Dutch Prosecutors: Fragments May be From Russian Missile

Ukraine jet crash

Photo courtesy of Reuters

Dutch Prosecutors: Fragments May be From Russian Missile
| published August 12, 2015 |

By Thursday Review staff

Dutch investigators and prosecutors are telling the world what almost everyone already knows: some small fragments of debris found among the wreckage of Malaysian Airlines Flight MH17 are pieces of a Russian-made missile, the one which Ukrainian and Dutch authorities believe was fired from a ground-launched rocket system from rebel controlled areas in southeastern Ukraine.

The Boeing 777 crashed in remote fields in the Donetsk Oblast on July 17, 2014, killing 298 people—passengers and crew—many of whom were citizens of The Netherlands travelling on vacation to Asia. Russia has consistently denied that the passenger airliner was shot down by the pro-Moscow militants or by a Russian weapons system.

Reuters is reporting that Dutch and international prosecutors will collaborate with weapons and ordnance experts, as well as metallurgy experts, to make a much closer analysis of the fragments believed to have come from a missile. Prosecutors released a statement this week saying that the parts likely originated “from a Buk surface-to-air missile system.”

Both independent analysis and careful satellite imagery analysis by U.S., British and Ukrainian intelligence teams have verified that the pro-Russian rebels were in control of a Buk rocket-launching system on July 17, 2014, as fierce battles raged in Donbass and surrounding areas. Kiev has analyzed radio traffic and digital transmissions between rebel forces and commanders, and has been able to confirm that orders were given in the field to fire the missile only seconds before MH17 was struck and its debris rained down in fields near the towns of Hrabove and Torez.
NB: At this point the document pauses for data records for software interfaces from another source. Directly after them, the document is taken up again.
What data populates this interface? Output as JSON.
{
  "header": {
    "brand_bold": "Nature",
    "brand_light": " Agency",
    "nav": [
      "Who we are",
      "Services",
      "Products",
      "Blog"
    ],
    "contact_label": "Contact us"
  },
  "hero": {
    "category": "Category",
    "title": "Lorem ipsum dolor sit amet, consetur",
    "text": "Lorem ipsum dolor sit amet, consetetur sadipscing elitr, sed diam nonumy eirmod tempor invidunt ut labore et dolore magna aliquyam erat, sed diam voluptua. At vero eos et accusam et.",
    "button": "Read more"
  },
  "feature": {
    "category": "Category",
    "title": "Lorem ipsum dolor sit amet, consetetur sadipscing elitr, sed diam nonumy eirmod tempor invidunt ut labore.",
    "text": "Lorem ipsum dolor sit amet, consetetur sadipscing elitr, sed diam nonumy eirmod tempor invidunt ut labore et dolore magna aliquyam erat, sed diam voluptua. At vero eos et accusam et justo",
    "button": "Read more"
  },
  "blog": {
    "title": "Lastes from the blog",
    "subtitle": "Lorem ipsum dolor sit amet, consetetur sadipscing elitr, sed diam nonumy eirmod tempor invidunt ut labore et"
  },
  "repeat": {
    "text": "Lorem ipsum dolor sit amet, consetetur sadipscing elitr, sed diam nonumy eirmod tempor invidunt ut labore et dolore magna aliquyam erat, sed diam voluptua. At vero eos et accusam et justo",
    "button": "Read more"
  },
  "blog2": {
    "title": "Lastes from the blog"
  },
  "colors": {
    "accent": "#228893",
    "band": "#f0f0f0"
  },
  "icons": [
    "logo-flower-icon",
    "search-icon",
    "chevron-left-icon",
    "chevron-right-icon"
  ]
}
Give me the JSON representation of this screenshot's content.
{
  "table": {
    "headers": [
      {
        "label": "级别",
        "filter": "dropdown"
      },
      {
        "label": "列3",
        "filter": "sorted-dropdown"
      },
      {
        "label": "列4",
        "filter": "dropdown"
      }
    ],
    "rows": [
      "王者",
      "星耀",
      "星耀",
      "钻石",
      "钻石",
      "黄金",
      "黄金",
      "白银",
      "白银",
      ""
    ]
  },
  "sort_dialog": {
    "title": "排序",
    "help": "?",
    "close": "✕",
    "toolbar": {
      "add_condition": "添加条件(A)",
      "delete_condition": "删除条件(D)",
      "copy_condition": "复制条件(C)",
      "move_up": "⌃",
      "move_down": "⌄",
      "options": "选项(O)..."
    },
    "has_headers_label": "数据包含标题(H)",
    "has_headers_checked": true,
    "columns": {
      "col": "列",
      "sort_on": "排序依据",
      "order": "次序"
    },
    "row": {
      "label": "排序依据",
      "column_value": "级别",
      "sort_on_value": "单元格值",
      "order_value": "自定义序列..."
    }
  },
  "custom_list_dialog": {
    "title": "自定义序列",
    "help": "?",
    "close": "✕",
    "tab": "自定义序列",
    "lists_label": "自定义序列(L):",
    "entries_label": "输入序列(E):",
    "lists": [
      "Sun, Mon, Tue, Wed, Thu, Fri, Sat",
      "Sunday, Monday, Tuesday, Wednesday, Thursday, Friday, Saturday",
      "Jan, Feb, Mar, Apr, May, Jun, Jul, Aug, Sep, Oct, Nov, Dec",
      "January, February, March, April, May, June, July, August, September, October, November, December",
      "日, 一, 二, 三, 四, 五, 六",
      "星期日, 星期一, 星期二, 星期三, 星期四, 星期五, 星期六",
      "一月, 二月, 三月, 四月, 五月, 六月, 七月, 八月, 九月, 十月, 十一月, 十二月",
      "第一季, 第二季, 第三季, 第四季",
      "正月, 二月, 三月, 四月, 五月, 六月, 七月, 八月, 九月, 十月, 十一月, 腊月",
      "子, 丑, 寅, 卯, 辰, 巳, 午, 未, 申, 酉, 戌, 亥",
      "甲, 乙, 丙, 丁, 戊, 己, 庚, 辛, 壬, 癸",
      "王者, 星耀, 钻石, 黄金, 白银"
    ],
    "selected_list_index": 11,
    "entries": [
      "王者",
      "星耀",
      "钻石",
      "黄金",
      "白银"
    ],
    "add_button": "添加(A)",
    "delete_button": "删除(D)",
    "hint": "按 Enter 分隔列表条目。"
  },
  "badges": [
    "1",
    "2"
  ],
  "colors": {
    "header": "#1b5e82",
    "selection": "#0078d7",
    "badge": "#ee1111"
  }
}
The Netherlands introduced a proposal last month in the United Nations requesting the formation of an international investigation and tribunal to bring justice to those who brought down the plane, but Russia vetoed that proposal in a Security Council vote. International teams and panels of prosecutors from various countries—Malaysia, Australia, Belgium, the Netherlands, Ukraine, and New Zealand—will still proceed with their investigations, though without U.N. cooperation it is not clear that a criminal trial will ever be possible.

Earlier this year, several independent investigations concluded that there was a fair probability that Russian commanders across the border in western Russia may have directed the rebel groups in the firing of the missile system. Officially, no governments have endorsed that view, though almost all investigations point to the Buk missile launcher and its Gadfly rocket as the device which fired upon the Boeing 777. Civilian eyewitnesses on the ground in the area of the Donetsk Oblast, near where the heaviest fighting was taking place that week, say that they saw a rocket system being moved toward the battlefield earlier on the same day that MH17 was shot down.

This week the Dutch Safety Board plans to examine a reconstruction of the remains of the plane, an extensive forensic task being conducted at an air force base in The Netherlands.

Related Thursday Review articles:

Did Russian Troops Fire the Fatal Missile?; Thursday Review; March 22, 2015.

Kiev Says Russian Troops Crossing Border; R. Alan Clanton; Thursday Review; February 21, 2015.